## [WHAT YOU NEED TO DO]
Your job is to return every line in the data holding the string "Assistente".

[Source data]
------
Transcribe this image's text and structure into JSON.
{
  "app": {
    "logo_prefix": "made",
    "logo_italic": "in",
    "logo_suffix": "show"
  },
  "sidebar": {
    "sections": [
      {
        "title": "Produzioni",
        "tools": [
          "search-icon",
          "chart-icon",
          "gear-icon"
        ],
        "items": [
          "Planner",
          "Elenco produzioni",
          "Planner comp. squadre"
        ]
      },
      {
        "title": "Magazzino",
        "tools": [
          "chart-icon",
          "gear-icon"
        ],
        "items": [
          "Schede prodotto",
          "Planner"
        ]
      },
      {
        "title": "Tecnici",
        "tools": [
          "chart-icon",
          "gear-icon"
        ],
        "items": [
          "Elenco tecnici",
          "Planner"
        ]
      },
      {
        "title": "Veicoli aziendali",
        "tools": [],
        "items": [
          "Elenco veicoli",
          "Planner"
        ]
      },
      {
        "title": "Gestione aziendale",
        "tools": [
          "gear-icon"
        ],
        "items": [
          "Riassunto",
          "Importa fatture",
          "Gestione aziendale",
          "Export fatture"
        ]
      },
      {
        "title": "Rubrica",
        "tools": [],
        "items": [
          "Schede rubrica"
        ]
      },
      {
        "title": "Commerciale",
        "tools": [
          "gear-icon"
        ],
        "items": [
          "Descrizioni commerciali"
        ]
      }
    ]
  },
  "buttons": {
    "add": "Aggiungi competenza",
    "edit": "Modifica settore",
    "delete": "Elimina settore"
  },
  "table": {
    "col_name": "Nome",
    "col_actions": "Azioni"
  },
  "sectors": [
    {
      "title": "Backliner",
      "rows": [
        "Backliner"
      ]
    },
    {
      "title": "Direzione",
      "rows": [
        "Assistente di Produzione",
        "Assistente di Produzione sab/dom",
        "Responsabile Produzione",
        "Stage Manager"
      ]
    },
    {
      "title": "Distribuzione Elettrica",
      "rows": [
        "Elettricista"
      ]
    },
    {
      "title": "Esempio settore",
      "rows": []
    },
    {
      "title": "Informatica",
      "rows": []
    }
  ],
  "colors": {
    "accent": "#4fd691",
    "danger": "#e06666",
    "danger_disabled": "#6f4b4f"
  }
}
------
## [REPLY]
        "Assistente di Produzione",
        "Assistente di Produzione sab/dom",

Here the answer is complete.